Above: Withers, in plain clothes this time, has the drop on a trio of thugs in Radio Patrol. Adrian Morris, in light suit, aids Withers. The heroes’ canine helper Silver Wolf can be glimpsed between Withers and Morris, while the thug closest to Withers is Tom London.
Withers made his last serial, the energetic Columbia Pictures thriller The Secret of Treasure Island, in 1938. This time he was a heavy, a role he would play for most of his subsequent screen career. Withers’s character was Gridley, the vicious, ruthless henchman of a villain called the Shark (Walter Miller). The Shark was seeking a pirate treasure on a Caribbean island, and Gridley was ostensibly aiding him, while doing his best to get the treasure for himself. Withers gave this villain the same determination he had imparted to his heroes, making the character a frighteningly tireless bad guy. Gridley obviously felt that force was the only way of getting what he wanted, and he exerted force early and often, continually threatening hero Don Terry and heroine Gwen Gaze with brutal violence and doing his best to make good on such threats. Gridley’s single-minded villainy was his undoing, though; in the final chapter, he became too preoccupied with his attempts to explode Terry and Gaze to make his escape from a volcanic eruption.

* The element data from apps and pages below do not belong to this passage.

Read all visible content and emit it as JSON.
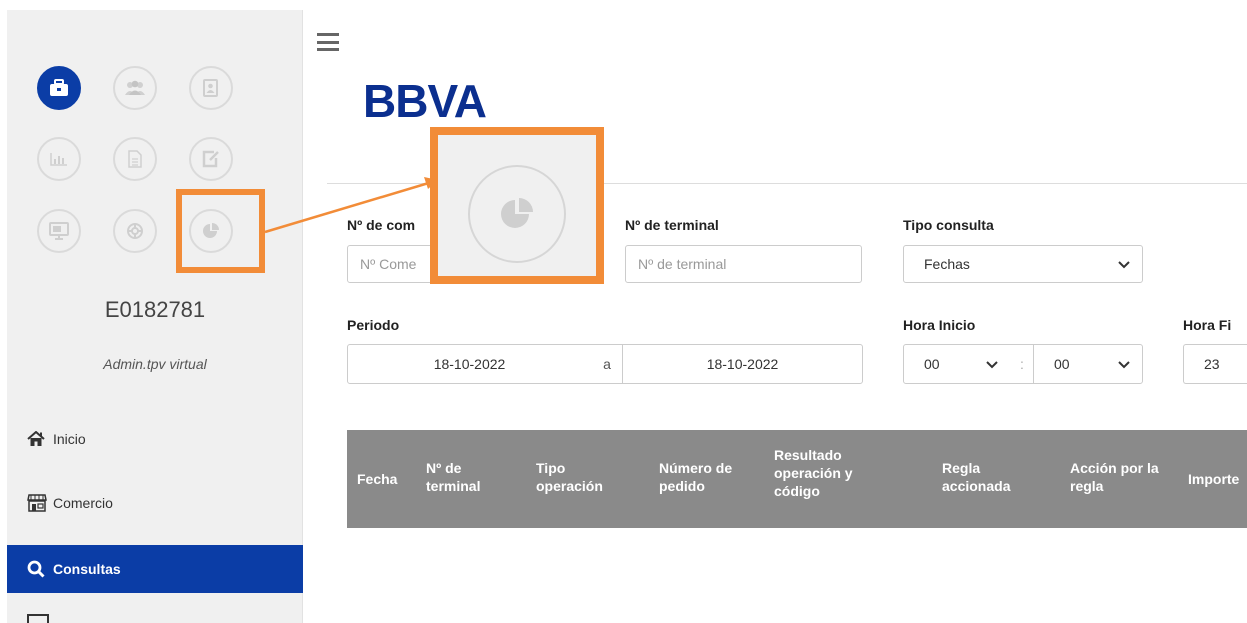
{
  "sidebar": {
    "icons": [
      {
        "name": "briefcase-icon",
        "active": true
      },
      {
        "name": "users-icon",
        "active": false
      },
      {
        "name": "contact-card-icon",
        "active": false
      },
      {
        "name": "bar-chart-icon",
        "active": false
      },
      {
        "name": "document-icon",
        "active": false
      },
      {
        "name": "edit-icon",
        "active": false
      },
      {
        "name": "monitor-icon",
        "active": false
      },
      {
        "name": "lifebuoy-icon",
        "active": false
      },
      {
        "name": "pie-chart-icon",
        "active": false
      }
    ],
    "user_id": "E0182781",
    "user_role": "Admin.tpv virtual",
    "nav": [
      {
        "label": "Inicio",
        "icon": "home-icon"
      },
      {
        "label": "Comercio",
        "icon": "store-icon"
      },
      {
        "label": "Consultas",
        "icon": "search-icon",
        "active": true
      }
    ]
  },
  "header": {
    "menu_icon": "hamburger-icon",
    "logo_text": "BBVA"
  },
  "form": {
    "comercio_label": "Nº de com",
    "comercio_placeholder": "Nº Come",
    "terminal_label": "Nº de terminal",
    "terminal_placeholder": "Nº de terminal",
    "tipo_label": "Tipo consulta",
    "tipo_value": "Fechas",
    "periodo_label": "Periodo",
    "fecha_desde": "18-10-2022",
    "separator": "a",
    "fecha_hasta": "18-10-2022",
    "hora_inicio_label": "Hora Inicio",
    "hora_inicio_h": "00",
    "time_sep": ":",
    "hora_inicio_m": "00",
    "hora_fin_label": "Hora Fi",
    "hora_fin_h": "23"
  },
  "table": {
    "headers": [
      "Fecha",
      "Nº de terminal",
      "Tipo operación",
      "Número de pedido",
      "Resultado operación y código",
      "Regla accionada",
      "Acción por la regla",
      "Importe"
    ]
  },
  "annotation": {
    "color": "#f28c38",
    "icon": "pie-chart-icon"
  },
  "colors": {
    "brand": "#0b3da6",
    "logo": "#0b2f8f",
    "table_header": "#8a8a8a"
  }
}
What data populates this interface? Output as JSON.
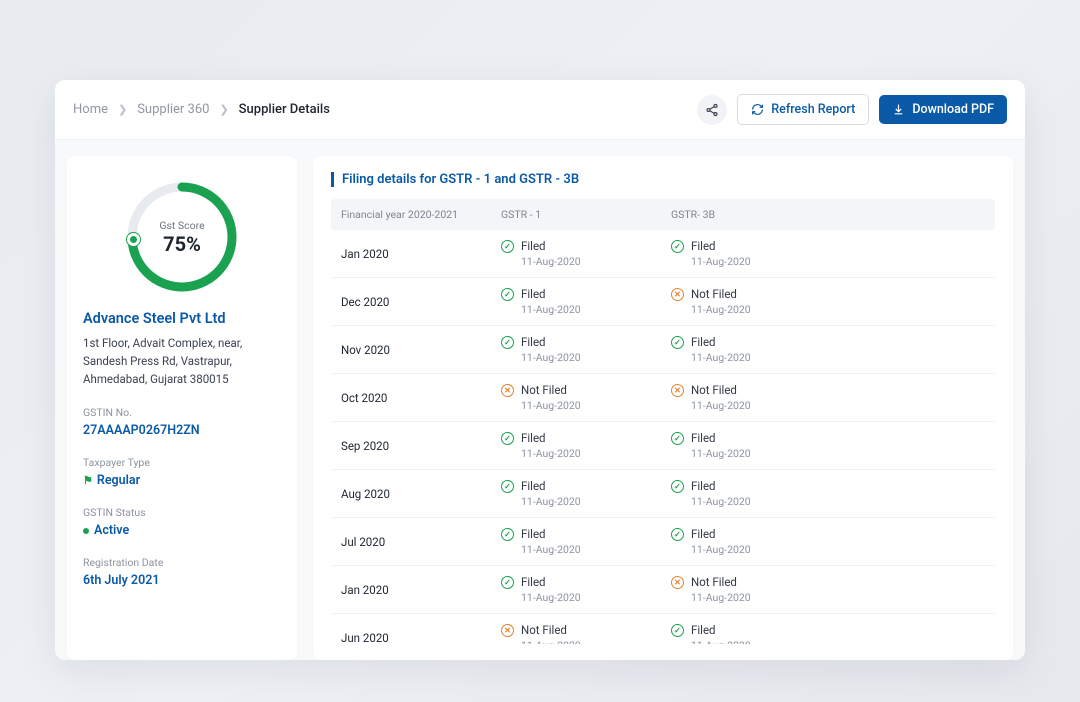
{
  "breadcrumbs": {
    "home": "Home",
    "mid": "Supplier 360",
    "current": "Supplier Details"
  },
  "actions": {
    "refresh": "Refresh Report",
    "download": "Download PDF"
  },
  "score": {
    "label": "Gst Score",
    "value": "75%",
    "pct": 0.75
  },
  "supplier": {
    "name": "Advance Steel Pvt Ltd",
    "address": "1st Floor, Advait Complex, near, Sandesh Press Rd, Vastrapur, Ahmedabad, Gujarat 380015",
    "gstin_label": "GSTIN No.",
    "gstin": "27AAAAP0267H2ZN",
    "taxpayer_type_label": "Taxpayer Type",
    "taxpayer_type": "Regular",
    "status_label": "GSTIN Status",
    "status": "Active",
    "regdate_label": "Registration Date",
    "regdate": "6th July 2021"
  },
  "table": {
    "title": "Filing details for GSTR - 1 and GSTR - 3B",
    "col_fy": "Financial year 2020-2021",
    "col_g1": "GSTR - 1",
    "col_g3b": "GSTR- 3B",
    "filed": "Filed",
    "not_filed": "Not Filed",
    "date": "11-Aug-2020",
    "rows": [
      {
        "m": "Jan 2020",
        "g1": true,
        "g3b": true
      },
      {
        "m": "Dec 2020",
        "g1": true,
        "g3b": false
      },
      {
        "m": "Nov 2020",
        "g1": true,
        "g3b": true
      },
      {
        "m": "Oct 2020",
        "g1": false,
        "g3b": false
      },
      {
        "m": "Sep 2020",
        "g1": true,
        "g3b": true
      },
      {
        "m": "Aug 2020",
        "g1": true,
        "g3b": true
      },
      {
        "m": "Jul 2020",
        "g1": true,
        "g3b": true
      },
      {
        "m": "Jan 2020",
        "g1": true,
        "g3b": false
      },
      {
        "m": "Jun 2020",
        "g1": false,
        "g3b": true
      }
    ]
  }
}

Withers starred in a few more B-films in the late 1930s before settling down to a long career as a character actor in major and minor films, a career that lasted throughout the 1940s and into the 1950s. He specialized in playing nasty heavies, but managed an occasional sympathetic role as a gruff policeman or genial “working stiff.” In 1944, he signed a ten-year contract with Republic Pictures, and worked extensively in their B and A-westerns, usually playing villains opposite stars like Roy Rogers, Bill Elliott, and John Wayne. He also became a regular member of director John Ford’s stock company during this time, appearing in Ford westerns like My Darling Clementine (as outlaw Ike Clanton), Fort Apache (as a corrupt Indian Agent) and Rio Grande (as a grumpy but persistent marshal pursuing fugitive Ben Johnson). After his Republic contract expired in 1954, he worked chiefly in television, appearing in some meaty supporting roles on shows like Cheyenne (as an embittered ex-lawman turned to crime) and Wagon Train (as a revenge-seeking cattle baron who relented in the end). His final role was a sympathetic part (the leading lady’s father) in a 1959 episode of the Rory Calhoun series, The Texan. Sadly, Withers, suffering from illness and personal problems, killed himself with a barbiturate overdose in 1959.
Grant Withers will always be remembered by movie buffs as one of the best villains in the business, but serial buffs will also recall that Withers lent his tough-guy presence to some memorable heroic roles. Few actors could convey quietly tough heroism and bulldog-like tenacity as well as Grant Withers could, and few were as perfectly suited to starring chapterplay roles as Marine non-coms, policemen, and other down-to-earth but authoritative types.
Acknowledgements: A 1929 Photoplay magazine article on Grant Withers, written by Janet French, provided me with biographical information on Withers’ early years.